Pennsylvania Gov. Ed Rendell and state senate Republicans reached no agreement on an extraction tax on natural gas before the senate broke for the November 2, 2010, general elections. Senate leaders left the door open a crack, saying that if the governor and state house Democrats agreed on a tax before the elections, they might schedule another session day. Barring that, the senate has scheduled only one additional session day to hold caucus elections—November 18—before the end of the 2009–2010 legislative session on November 30.
After an October 14 meeting on the tax where senate leaders and Governor Rendell agreed to a shallow-well exclusion, the governor said he was cautiously optimistic that a final agreement could be reached before the end of the 2009–2010 session.

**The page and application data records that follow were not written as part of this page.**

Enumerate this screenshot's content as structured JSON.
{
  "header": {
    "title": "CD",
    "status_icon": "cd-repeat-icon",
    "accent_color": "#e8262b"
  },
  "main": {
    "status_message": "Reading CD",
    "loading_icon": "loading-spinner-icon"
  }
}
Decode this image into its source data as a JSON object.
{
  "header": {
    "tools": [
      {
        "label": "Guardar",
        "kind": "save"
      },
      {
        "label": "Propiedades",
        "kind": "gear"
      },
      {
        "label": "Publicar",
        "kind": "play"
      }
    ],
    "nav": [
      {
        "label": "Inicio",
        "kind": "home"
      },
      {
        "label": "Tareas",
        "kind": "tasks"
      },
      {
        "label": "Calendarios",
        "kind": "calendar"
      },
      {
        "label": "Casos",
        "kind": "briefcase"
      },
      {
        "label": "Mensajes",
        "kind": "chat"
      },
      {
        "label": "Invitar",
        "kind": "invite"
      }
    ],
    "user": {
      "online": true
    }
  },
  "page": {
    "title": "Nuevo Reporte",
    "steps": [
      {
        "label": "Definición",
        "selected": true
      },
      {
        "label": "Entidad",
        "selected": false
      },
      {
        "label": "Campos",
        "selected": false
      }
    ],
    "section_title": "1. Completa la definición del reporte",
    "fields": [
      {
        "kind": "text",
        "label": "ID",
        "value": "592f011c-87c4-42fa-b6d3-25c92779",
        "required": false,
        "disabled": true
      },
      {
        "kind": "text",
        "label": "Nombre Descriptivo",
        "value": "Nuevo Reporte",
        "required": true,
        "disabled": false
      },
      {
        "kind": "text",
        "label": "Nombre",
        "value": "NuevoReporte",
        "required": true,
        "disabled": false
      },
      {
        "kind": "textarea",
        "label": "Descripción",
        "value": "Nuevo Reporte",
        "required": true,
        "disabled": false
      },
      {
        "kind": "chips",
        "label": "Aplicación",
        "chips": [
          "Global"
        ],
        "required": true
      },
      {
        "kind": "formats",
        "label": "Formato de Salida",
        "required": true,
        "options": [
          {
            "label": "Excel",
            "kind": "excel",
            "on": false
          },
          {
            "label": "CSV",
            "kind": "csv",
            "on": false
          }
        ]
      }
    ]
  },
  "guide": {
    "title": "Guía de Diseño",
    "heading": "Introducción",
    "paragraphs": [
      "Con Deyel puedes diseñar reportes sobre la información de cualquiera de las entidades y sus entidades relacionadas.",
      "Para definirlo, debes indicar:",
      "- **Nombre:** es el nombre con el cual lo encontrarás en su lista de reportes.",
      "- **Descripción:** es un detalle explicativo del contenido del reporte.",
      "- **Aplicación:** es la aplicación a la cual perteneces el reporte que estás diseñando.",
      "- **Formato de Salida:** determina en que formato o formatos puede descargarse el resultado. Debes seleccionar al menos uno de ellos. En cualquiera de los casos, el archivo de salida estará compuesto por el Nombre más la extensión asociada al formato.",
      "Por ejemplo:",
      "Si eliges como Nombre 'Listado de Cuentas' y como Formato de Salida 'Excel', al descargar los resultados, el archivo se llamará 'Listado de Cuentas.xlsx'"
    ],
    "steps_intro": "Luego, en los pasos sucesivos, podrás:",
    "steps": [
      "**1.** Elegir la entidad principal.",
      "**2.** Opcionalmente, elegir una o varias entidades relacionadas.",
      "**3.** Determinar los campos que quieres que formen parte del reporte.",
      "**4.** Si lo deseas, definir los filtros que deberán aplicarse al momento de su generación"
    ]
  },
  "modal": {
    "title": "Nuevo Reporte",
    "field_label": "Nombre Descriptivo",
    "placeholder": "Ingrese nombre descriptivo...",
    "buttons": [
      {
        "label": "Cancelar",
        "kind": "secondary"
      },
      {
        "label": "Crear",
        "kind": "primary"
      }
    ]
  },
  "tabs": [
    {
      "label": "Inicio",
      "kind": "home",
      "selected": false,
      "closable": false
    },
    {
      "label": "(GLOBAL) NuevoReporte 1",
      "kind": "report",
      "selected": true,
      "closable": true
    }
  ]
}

Senate Republicans were less optimistic. They are still holding firm on a first-year tax rate of 1.5 percent. Governor Rendell is seeking a 3-percent rate the first year, 4-percent the second year and 5-percent the third year. Disagreements also remain over the portion of the receipts that go to the Pennsylvania's General Fund, local governments and environmental programs within the Department of Environmental Protection.
In July, lawmakers and the governor set an October 1 deadline for a natural-gas tax as part of the 2010–2011 budget agreement. Governor Rendell said that senate Republicans have failed to honor that agreement. But Senate President Pro Tempore Joe Scarnati (R-Jefferson) said the caucus has "lived up to their intent" in the fiscal code to work on a severance tax bill.
On September 29, the Democratically-controlled house approved an extraction tax that both Republicans and Democrats said would end up being little more than a starting point for further negotiations.
At the time, senate Republican leaders said the tax had no chance of approval there, but Scarnati added that they "were not slamming the door on negotiations." After the floor vote on the tax, house Democratic leaders said they hoped for a compromise agreeable to the senate and the industry.
The tax approved by the house would impose a 39-cent per thousand cubic-feet levy on extracted natural gas, with an exception for low-producing wells. The tax is projected to produce $120 million in revenue during the six months that it would be in effect this fiscal year, with $88.1 million of that going to the general fund.
Industry favors a tiered tax, with lower rates for new wells.
"We have to get a return on our capital costs," one industry representative said. "If you tax all wells at the same rate, it will discourage exploration and drilling."
The natural gas industry is also looking for a package of bills in exchange for an extraction tax. The senate Republican caucus is drafting the language in the proposals, which includes content that restricts local governments from using zoning laws to block drilling. Another proposal—pooling of land—would allow drilling under land without a lease agreement if it is contiguous to land with lease agreements. The owner without the agreement would be paid at the market rate. Industry officials say they support the intent of the bills, but oppose the current language in the proposals.